About this exercise: Every record must be given again word for word; no picture belongs in the copy.

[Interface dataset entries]

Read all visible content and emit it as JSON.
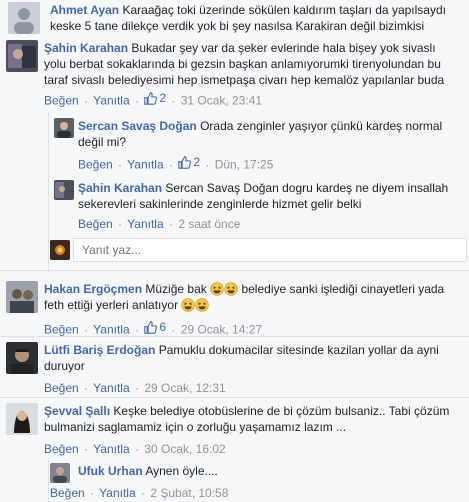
{
  "comments": [
    {
      "name": "Ahmet Ayan",
      "text": "Karaağaç toki üzerinde sökülen kaldırım taşları da yapılsaydı keske 5 tane dilekçe verdik yok bi şey nasılsa Karakiran değil bizimkisi"
    },
    {
      "name": "Şahin Karahan",
      "text": "Bukadar şey var da şeker evlerinde hala bişey yok sivaslı yolu berbat sokaklarında bi gezsin başkan anlamıyorumki tirenyolundan bu taraf sivaslı belediyesimi hep ismetpaşa civarı hep kemalöz yapılanlar buda",
      "like": "Beğen",
      "reply": "Yanıtla",
      "likes": "2",
      "time": "31 Ocak, 23:41"
    },
    {
      "name": "Sercan Savaş Doğan",
      "text": "Orada zenginler yaşıyor çünkü kardeş normal değil mi?",
      "like": "Beğen",
      "reply": "Yanıtla",
      "likes": "2",
      "time": "Dün, 17:25"
    },
    {
      "name": "Şahin Karahan",
      "mention": "Sercan Savaş Doğan",
      "text": "dogru kardeş ne diyem insallah sekerevleri sakinlerinde zenginlerde hizmet gelir belki",
      "like": "Beğen",
      "reply": "Yanıtla",
      "time": "2 saat önce"
    },
    {
      "name": "Hakan Ergöçmen",
      "text_a": "Müziğe bak",
      "text_b": "belediye sanki işlediği cinayetleri yada feth ettiği yerleri anlatıyor",
      "like": "Beğen",
      "reply": "Yanıtla",
      "likes": "6",
      "time": "29 Ocak, 14:27"
    },
    {
      "name": "Lütfi Bariş Erdoğan",
      "text": "Pamuklu dokumacilar sitesinde kazilan yollar da ayni duruyor",
      "like": "Beğen",
      "reply": "Yanıtla",
      "time": "29 Ocak, 12:31"
    },
    {
      "name": "Şevval Şallı",
      "text": "Keşke belediye otobüslerine de bi çözüm bulsaniz.. Tabi çözüm bulmanizi saglamamiz için o zorluğu yaşamamız lazım ...",
      "like": "Beğen",
      "reply": "Yanıtla",
      "time": "30 Ocak, 16:02"
    },
    {
      "name": "Ufuk Urhan",
      "text": "Aynen öyle....",
      "like": "Beğen",
      "reply": "Yanıtla",
      "time": "2 Şubat, 10:58"
    }
  ],
  "reply_input": {
    "placeholder": "Yanıt yaz..."
  },
  "sep": "·",
  "colors": {
    "link": "#4267b2",
    "meta": "#90949c",
    "bg": "#f6f7f9"
  },
  "icons": {
    "like": "thumbs-up-icon",
    "emoji": "grinning-squint-emoji"
  }
}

Task output:
Read all visible content and emit it as JSON.
{
  "comments": [
    {
      "name": "Ahmet Ayan",
      "text": "Karaağaç toki üzerinde sökülen kaldırım taşları da yapılsaydı keske 5 tane dilekçe verdik yok bi şey nasılsa Karakiran değil bizimkisi"
    },
    {
      "name": "Şahin Karahan",
      "text": "Bukadar şey var da şeker evlerinde hala bişey yok sivaslı yolu berbat sokaklarında bi gezsin başkan anlamıyorumki tirenyolundan bu taraf sivaslı belediyesimi hep ismetpaşa civarı hep kemalöz yapılanlar buda",
      "like": "Beğen",
      "reply": "Yanıtla",
      "likes": "2",
      "time": "31 Ocak, 23:41"
    },
    {
      "name": "Sercan Savaş Doğan",
      "text": "Orada zenginler yaşıyor çünkü kardeş normal değil mi?",
      "like": "Beğen",
      "reply": "Yanıtla",
      "likes": "2",
      "time": "Dün, 17:25"
    },
    {
      "name": "Şahin Karahan",
      "mention": "Sercan Savaş Doğan",
      "text": "dogru kardeş ne diyem insallah sekerevleri sakinlerinde zenginlerde hizmet gelir belki",
      "like": "Beğen",
      "reply": "Yanıtla",
      "time": "2 saat önce"
    },
    {
      "name": "Hakan Ergöçmen",
      "text_a": "Müziğe bak",
      "text_b": "belediye sanki işlediği cinayetleri yada feth ettiği yerleri anlatıyor",
      "like": "Beğen",
      "reply": "Yanıtla",
      "likes": "6",
      "time": "29 Ocak, 14:27"
    },
    {
      "name": "Lütfi Bariş Erdoğan",
      "text": "Pamuklu dokumacilar sitesinde kazilan yollar da ayni duruyor",
      "like": "Beğen",
      "reply": "Yanıtla",
      "time": "29 Ocak, 12:31"
    },
    {
      "name": "Şevval Şallı",
      "text": "Keşke belediye otobüslerine de bi çözüm bulsaniz.. Tabi çözüm bulmanizi saglamamiz için o zorluğu yaşamamız lazım ...",
      "like": "Beğen",
      "reply": "Yanıtla",
      "time": "30 Ocak, 16:02"
    },
    {
      "name": "Ufuk Urhan",
      "text": "Aynen öyle....",
      "like": "Beğen",
      "reply": "Yanıtla",
      "time": "2 Şubat, 10:58"
    }
  ],
  "reply_input": {
    "placeholder": "Yanıt yaz..."
  },
  "sep": "·",
  "colors": {
    "link": "#4267b2",
    "meta": "#90949c",
    "bg": "#f6f7f9"
  },
  "icons": {
    "like": "thumbs-up-icon",
    "emoji": "grinning-squint-emoji"
  }
}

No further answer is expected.